We could spend time talking about Moses and his abilities, or lack of them. We could talk of his training, his education, or his reluctance. We could consider his temper or his lack of desire to carry out the task. We could speak at great length about all these things; but God prepared Moses for the task and then sent him to rescue His people. One stubborn pharaoh and ten plagues later, Moses and the Israelites finally leave town after four hundred years. Moses and the Israelites are headed back to the land that was promised by God to His people since the days of Abraham.

There are, however, two obstacles between them and their freedom. Two obstacles stand in the way of their return from exile: a large army and a big body of water. Two obstacles with the Israelites right in the middle. Pharaoh and his army are coming up fast from behind and the Red Sea looms large ahead. They are stuck between the proverbial “rock and a hard place,” but God has a plan, a way, a means by which He will save His people.

The Lord tells Moses to raise his staff over the waters of the Red Sea, and miraculously the waters part and the people of Israel pass through the waters on dry ground. As the people pass through the waters, they begin their return from exile and are rescued from the land of slavery and death. And then, to tie up all the loose ends and to deliver a message, the waters collapse on the advancing Egyptian army. Pharaoh and his army are destroyed in the waters. That evil is washed away. In the words of Moses, God says to His people, “Fear not, stand firm, and see the salvation of the Lord, which He will work for you today. For the Egyptians whom you see today, you shall never see again. The Lord will fight for you, and you have only to be silent.”

You see, there is life and death in those waters. The same waters that destroy evil pharaoh and his army save the people of God. The Egyptians are drowned and the Israelites walk away saved. The waters that killed also preserved life. And this will not be the last time the Lord uses water to both destroy the enemy and give life to His people. This will not be the last time the Lord uses water to bring His people back from exile.

A land of bondage, a land of slavery to sin and death—slaves of Satan, enemies of God. The enemies—sin, death, and satan—still seek to enslave God’s people. Indeed, these enemies have their successes as we groan under the burden of death. People need, we need to escape the grip of death, but we cannot. And so, we need a Savior, a Deliverer to rise from our midst. A Savior who will gather us up and bring us out of this land of exile. We need a Savior who will reunite and restore us to God. We need One who will stand up to satan and his demonic power. God’s solution was to send His only begotten Son, Jesus.

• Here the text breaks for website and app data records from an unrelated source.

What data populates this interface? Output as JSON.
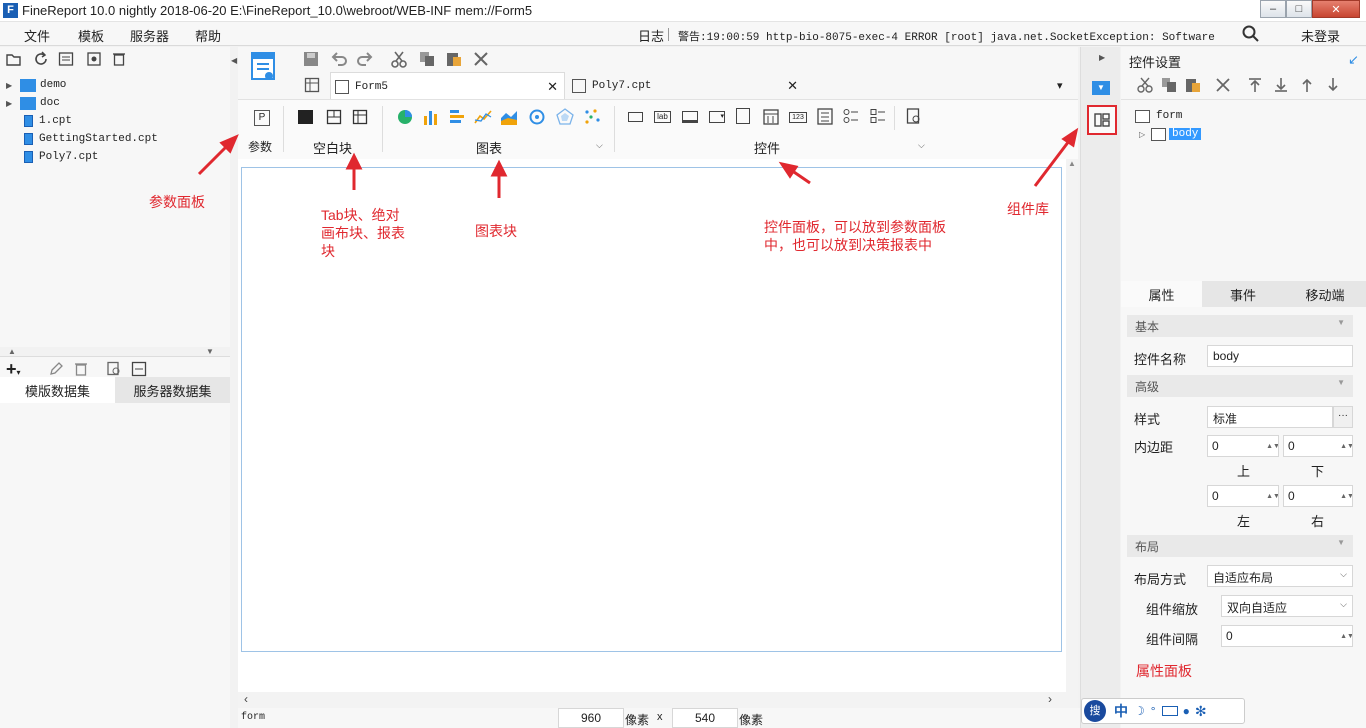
{
  "app": {
    "title": "FineReport 10.0 nightly 2018-06-20 E:\\FineReport_10.0\\webroot/WEB-INF    mem://Form5"
  },
  "window_controls": {
    "minimize": "–",
    "maximize": "□",
    "close": "✕"
  },
  "menu": {
    "items": [
      "文件",
      "模板",
      "服务器",
      "帮助"
    ],
    "log_label": "日志",
    "warning": "警告:19:00:59 http-bio-8075-exec-4 ERROR [root] java.net.SocketException: Software caused ...",
    "login": "未登录"
  },
  "file_tree": {
    "items": [
      {
        "label": "demo",
        "type": "folder"
      },
      {
        "label": "doc",
        "type": "folder"
      },
      {
        "label": "1.cpt",
        "type": "file"
      },
      {
        "label": "GettingStarted.cpt",
        "type": "file"
      },
      {
        "label": "Poly7.cpt",
        "type": "file"
      }
    ]
  },
  "dataset_tabs": [
    "模版数据集",
    "服务器数据集"
  ],
  "editor": {
    "tabs": [
      {
        "label": "Form5",
        "active": true
      },
      {
        "label": "Poly7.cpt",
        "active": false
      }
    ],
    "groups": {
      "param": "参数",
      "blank": "空白块",
      "chart": "图表",
      "widget": "控件"
    },
    "param_icon": "P",
    "widget_icon_labels": {
      "label": "lab",
      "number": "123"
    }
  },
  "annotations": {
    "param_panel": "参数面板",
    "blank": "Tab块、绝对\n画布块、报表\n块",
    "chart": "图表块",
    "widget": "控件面板，可以放到参数面板\n中，也可以放到决策报表中",
    "component_lib": "组件库",
    "property_panel": "属性面板",
    "accent": "#e0282f"
  },
  "status": {
    "form_label": "form",
    "width": "960",
    "height": "540",
    "unit": "像素",
    "x_sep": "x"
  },
  "right_panel": {
    "title": "控件设置",
    "tree": [
      {
        "label": "form"
      },
      {
        "label": "body",
        "selected": true
      }
    ],
    "tabs": [
      "属性",
      "事件",
      "移动端"
    ],
    "sections": {
      "basic": "基本",
      "advanced": "高级",
      "layout": "布局"
    },
    "widget_name_label": "控件名称",
    "widget_name": "body",
    "style_label": "样式",
    "style_value": "标准",
    "more": "···",
    "padding_label": "内边距",
    "padding_top": "0",
    "padding_bottom": "0",
    "padding_left": "0",
    "padding_right": "0",
    "top": "上",
    "bottom": "下",
    "left": "左",
    "right": "右",
    "layout_mode_label": "布局方式",
    "layout_mode": "自适应布局",
    "scale_label": "组件缩放",
    "scale": "双向自适应",
    "gap_label": "组件间隔",
    "gap": "0"
  },
  "ime": {
    "lang": "中",
    "label": "搜"
  },
  "colors": {
    "accent_blue": "#2f8ee5",
    "selection": "#3399ff",
    "red_note": "#e0282f"
  }
}
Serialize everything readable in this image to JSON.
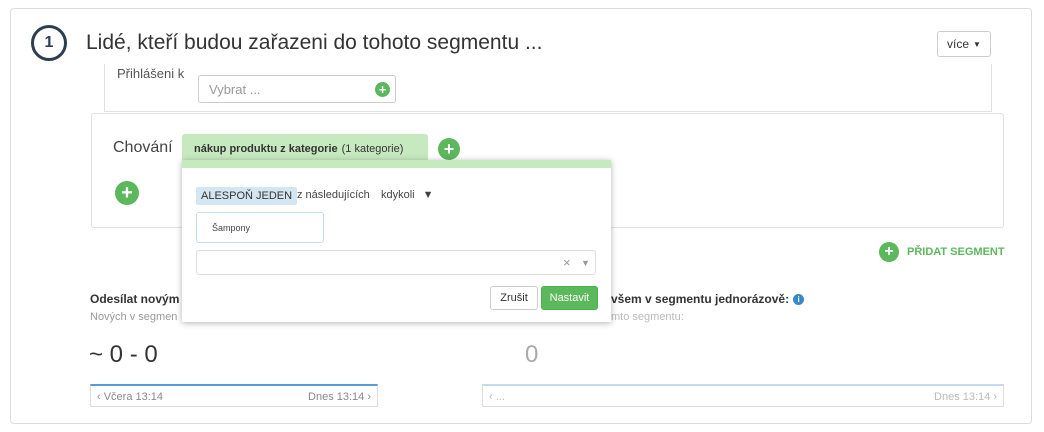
{
  "section": {
    "step_number": "1",
    "title": "Lidé, kteří budou zařazeni do tohoto segmentu ...",
    "more_label": "více"
  },
  "login": {
    "label": "Přihlášeni k",
    "select_placeholder": "Vybrat ..."
  },
  "behavior": {
    "label": "Chování",
    "tab_bold": "nákup produktu z kategorie",
    "tab_count": "(1 kategorie)"
  },
  "popup": {
    "at_least_label": "ALESPOŇ JEDEN",
    "from_following": "z následujících",
    "anytime_label": "kdykoli",
    "category_chip": "Šampony",
    "clear_symbol": "×",
    "cancel_label": "Zrušit",
    "set_label": "Nastavit"
  },
  "add_segment_label": "PŘIDAT SEGMENT",
  "sending": {
    "new_label": "Odesílat novým",
    "new_sub": "Nových v segmen",
    "all_label": "všem v segmentu jednorázově:",
    "all_sub": "mto segmentu:",
    "count_left": "~ 0 - 0",
    "count_right": "0",
    "range_left_start": "‹ Včera 13:14",
    "range_left_end": "Dnes 13:14 ›",
    "range_right_start": "‹ ...",
    "range_right_end": "Dnes 13:14 ›"
  },
  "colors": {
    "accent_green": "#5cb85c",
    "tab_green": "#c7e9c0",
    "info_blue": "#3a87c8"
  }
}
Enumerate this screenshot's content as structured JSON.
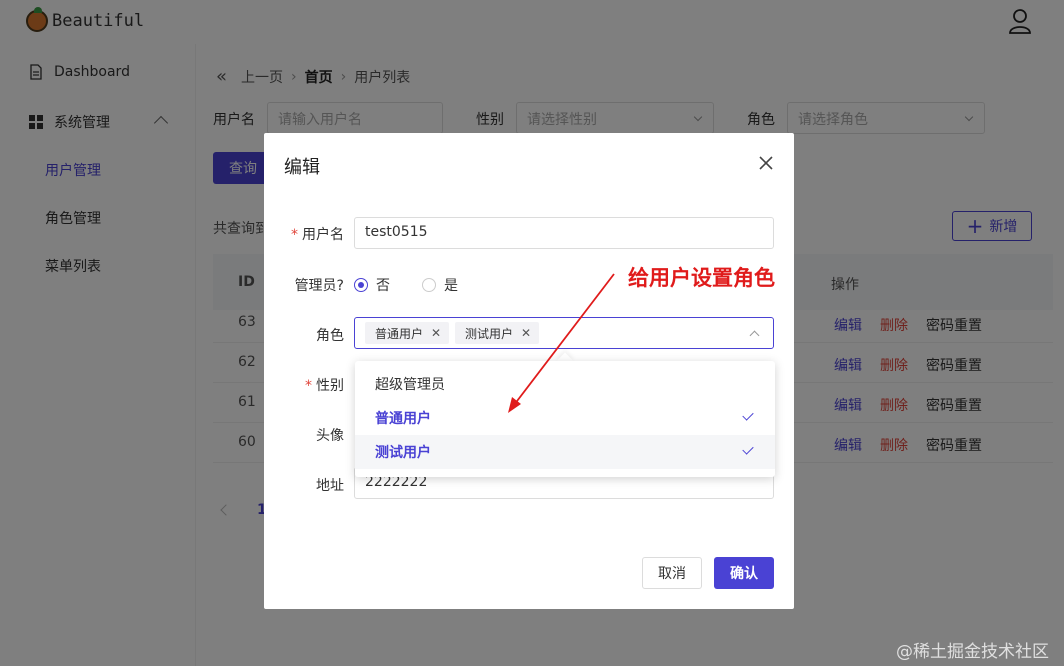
{
  "app": {
    "title": "Beautiful"
  },
  "sidebar": {
    "dashboard": "Dashboard",
    "system_group": "系统管理",
    "items": [
      "用户管理",
      "角色管理",
      "菜单列表"
    ],
    "active_index": 0
  },
  "breadcrumb": {
    "back": "上一页",
    "home": "首页",
    "current": "用户列表"
  },
  "filters": {
    "username_label": "用户名",
    "username_placeholder": "请输入用户名",
    "gender_label": "性别",
    "gender_placeholder": "请选择性别",
    "role_label": "角色",
    "role_placeholder": "请选择角色"
  },
  "toolbar": {
    "query_label": "查询",
    "total_text": "共查询到",
    "add_label": "新增"
  },
  "table": {
    "columns": {
      "id": "ID",
      "ops": "操作"
    },
    "rows": [
      {
        "id": "63"
      },
      {
        "id": "62"
      },
      {
        "id": "61"
      },
      {
        "id": "60"
      }
    ],
    "ops": {
      "edit": "编辑",
      "delete": "删除",
      "reset": "密码重置"
    }
  },
  "pager": {
    "current": "1"
  },
  "modal": {
    "title": "编辑",
    "fields": {
      "username_label": "用户名",
      "username_value": "test0515",
      "admin_label": "管理员?",
      "admin_no": "否",
      "admin_yes": "是",
      "role_label": "角色",
      "gender_label": "性别",
      "avatar_label": "头像",
      "address_label": "地址",
      "address_value": "2222222"
    },
    "role_tags": [
      "普通用户",
      "测试用户"
    ],
    "role_options": [
      {
        "label": "超级管理员",
        "selected": false
      },
      {
        "label": "普通用户",
        "selected": true
      },
      {
        "label": "测试用户",
        "selected": true
      }
    ],
    "cancel_label": "取消",
    "ok_label": "确认"
  },
  "annotation": {
    "text": "给用户设置角色"
  },
  "watermark": "@稀土掘金技术社区",
  "colors": {
    "primary": "#4a42d4",
    "danger": "#e0443a",
    "annotation": "#e01b1b"
  }
}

We could spend a lot of time speaking about Jesus and His abilities. We could speak of His power, of His lineage, of His sacrifice, of His love and mercy, but it’s enough to say that, in Jesus, God became flesh to dwell among us and with His blood rescued us from our land of exile. Remember Jesus went down into the waters of the Jordan to be baptized by John—not to be washed clean of sin.  If that were the case, we would still be eternally condemned. No, Jesus went into the waters of the Jordan as the Lamb of God and came out as our sin-bearer who took upon Himself the sin of the world, a role confirmed by His anointing with the Holy Spirit and the voice of His Father declaring He was pleased with His Son.

You see, as we pray in Luther’s Baptismal Prayer: … Through the Baptism in the Jordan of Your beloved Son, our Lord Jesus Christ, You sanctified and instituted all waters to be a blessed flood and a lavish washing away of sin.

We are brought to the baptismal font, whereby the water and the Word the old Adam within us is drowned as all sin is washed away. In those waters we are born again, a new creation, a forgiven child of God born through those sacramental waters into the promised land of eternal life in our Father’s land. Returned from exile, returned from a land of slavery to sin and death, through the waters into the arms of our loving and merciful God.

In Jesus’s name. Amen.